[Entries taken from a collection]
————
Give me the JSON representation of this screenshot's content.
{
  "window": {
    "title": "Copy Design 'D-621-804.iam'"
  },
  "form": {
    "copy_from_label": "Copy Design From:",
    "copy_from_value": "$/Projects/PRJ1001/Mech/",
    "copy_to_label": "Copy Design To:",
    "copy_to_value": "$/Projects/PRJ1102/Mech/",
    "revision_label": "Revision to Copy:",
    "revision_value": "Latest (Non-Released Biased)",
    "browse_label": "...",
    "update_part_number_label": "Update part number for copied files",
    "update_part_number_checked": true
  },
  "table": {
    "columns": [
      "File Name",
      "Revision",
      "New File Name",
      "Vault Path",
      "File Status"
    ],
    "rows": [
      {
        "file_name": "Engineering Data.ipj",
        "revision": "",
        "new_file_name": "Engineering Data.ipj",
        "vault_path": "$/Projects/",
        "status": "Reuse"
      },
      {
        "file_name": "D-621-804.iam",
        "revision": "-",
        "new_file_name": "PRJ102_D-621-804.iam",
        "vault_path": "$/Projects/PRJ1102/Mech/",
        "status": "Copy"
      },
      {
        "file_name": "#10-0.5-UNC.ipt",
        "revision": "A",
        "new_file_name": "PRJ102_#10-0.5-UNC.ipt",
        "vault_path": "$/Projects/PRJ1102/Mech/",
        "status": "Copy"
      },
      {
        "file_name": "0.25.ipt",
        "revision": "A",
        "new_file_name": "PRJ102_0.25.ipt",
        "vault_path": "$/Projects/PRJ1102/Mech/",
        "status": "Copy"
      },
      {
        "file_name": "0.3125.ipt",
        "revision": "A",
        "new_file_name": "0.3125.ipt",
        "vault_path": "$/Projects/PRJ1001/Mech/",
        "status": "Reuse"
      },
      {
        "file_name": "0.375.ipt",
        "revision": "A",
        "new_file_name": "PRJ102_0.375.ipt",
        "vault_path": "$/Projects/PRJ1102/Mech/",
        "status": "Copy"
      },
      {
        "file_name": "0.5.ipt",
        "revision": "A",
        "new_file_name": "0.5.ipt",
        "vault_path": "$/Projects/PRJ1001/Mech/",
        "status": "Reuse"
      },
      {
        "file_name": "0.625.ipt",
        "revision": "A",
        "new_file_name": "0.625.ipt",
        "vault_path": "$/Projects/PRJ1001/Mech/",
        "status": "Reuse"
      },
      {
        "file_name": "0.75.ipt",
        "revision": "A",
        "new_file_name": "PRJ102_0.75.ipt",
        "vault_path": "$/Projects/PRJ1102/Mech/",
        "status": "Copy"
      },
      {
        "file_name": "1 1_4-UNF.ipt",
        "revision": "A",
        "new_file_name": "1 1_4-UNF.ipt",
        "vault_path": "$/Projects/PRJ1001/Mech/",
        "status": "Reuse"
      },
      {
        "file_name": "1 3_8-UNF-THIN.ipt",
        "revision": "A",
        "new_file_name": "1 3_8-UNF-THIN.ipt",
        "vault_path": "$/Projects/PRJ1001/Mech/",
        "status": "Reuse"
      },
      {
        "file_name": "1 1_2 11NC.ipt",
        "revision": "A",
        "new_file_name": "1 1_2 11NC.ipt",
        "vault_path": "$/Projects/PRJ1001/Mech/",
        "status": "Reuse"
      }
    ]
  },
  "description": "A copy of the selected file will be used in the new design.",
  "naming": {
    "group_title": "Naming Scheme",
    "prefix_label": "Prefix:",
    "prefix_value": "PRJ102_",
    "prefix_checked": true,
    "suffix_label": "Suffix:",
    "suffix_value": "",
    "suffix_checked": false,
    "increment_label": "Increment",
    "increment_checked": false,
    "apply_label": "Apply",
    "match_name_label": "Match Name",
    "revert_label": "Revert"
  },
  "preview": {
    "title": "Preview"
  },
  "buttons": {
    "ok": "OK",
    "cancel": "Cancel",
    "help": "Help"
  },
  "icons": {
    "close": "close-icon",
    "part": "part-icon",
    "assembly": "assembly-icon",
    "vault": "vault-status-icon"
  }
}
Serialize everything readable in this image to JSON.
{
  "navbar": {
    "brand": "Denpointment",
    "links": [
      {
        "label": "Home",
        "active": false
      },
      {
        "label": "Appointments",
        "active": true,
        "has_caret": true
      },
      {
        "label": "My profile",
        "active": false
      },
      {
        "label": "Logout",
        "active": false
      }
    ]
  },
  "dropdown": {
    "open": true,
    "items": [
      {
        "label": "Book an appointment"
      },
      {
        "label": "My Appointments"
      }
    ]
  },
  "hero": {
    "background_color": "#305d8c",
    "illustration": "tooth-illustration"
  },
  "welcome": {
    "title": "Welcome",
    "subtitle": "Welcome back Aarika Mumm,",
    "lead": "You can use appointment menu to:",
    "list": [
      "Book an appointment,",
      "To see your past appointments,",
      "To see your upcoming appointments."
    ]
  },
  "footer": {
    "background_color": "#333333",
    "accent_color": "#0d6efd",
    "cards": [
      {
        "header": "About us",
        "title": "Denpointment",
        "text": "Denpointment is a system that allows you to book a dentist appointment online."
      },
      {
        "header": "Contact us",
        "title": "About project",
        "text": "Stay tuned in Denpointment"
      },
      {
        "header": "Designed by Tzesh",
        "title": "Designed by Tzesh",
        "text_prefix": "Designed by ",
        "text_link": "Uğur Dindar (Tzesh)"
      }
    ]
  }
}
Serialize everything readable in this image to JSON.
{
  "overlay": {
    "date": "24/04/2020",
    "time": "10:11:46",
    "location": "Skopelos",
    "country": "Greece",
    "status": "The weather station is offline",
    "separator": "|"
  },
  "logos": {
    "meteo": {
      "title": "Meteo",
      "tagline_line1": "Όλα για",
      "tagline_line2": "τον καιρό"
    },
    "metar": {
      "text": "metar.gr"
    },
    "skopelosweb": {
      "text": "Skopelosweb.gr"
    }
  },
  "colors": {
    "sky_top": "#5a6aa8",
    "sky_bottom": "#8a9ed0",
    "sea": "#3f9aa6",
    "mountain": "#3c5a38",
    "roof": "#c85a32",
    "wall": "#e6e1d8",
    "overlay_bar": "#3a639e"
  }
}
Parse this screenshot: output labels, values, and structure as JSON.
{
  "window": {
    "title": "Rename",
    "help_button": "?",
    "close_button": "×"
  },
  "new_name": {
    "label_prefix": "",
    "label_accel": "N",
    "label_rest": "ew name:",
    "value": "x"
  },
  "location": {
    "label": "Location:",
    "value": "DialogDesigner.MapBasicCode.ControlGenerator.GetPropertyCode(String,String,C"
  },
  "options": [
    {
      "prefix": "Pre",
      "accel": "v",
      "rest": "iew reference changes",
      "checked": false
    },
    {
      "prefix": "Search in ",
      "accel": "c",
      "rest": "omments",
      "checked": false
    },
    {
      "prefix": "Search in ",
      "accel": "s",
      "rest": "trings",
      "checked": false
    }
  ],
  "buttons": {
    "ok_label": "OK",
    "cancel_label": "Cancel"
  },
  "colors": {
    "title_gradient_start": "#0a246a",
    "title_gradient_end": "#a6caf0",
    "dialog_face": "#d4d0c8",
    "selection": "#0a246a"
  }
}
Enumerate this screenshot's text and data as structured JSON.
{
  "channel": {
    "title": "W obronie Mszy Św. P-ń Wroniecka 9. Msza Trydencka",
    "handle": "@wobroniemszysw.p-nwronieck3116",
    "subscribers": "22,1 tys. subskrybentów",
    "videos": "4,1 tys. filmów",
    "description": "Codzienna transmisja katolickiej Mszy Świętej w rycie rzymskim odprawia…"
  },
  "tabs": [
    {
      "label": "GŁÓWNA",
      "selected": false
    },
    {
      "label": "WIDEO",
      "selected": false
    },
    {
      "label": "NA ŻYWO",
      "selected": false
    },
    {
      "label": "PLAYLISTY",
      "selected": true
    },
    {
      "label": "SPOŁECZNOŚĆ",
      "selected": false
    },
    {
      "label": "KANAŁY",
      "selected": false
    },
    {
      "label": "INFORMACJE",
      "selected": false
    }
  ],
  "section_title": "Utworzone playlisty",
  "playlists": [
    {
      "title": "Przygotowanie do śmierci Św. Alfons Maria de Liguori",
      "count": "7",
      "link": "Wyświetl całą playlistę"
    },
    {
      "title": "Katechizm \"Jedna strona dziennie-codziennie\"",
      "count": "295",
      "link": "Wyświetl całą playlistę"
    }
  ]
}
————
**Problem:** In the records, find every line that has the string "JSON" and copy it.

**Exercise solution:**
Give me the JSON representation of this screenshot's content.
Serialize everything readable in this image to JSON.
Serialize everything readable in this image to JSON.
Parse this screenshot: output labels, values, and structure as JSON.
Enumerate this screenshot's text and data as structured JSON.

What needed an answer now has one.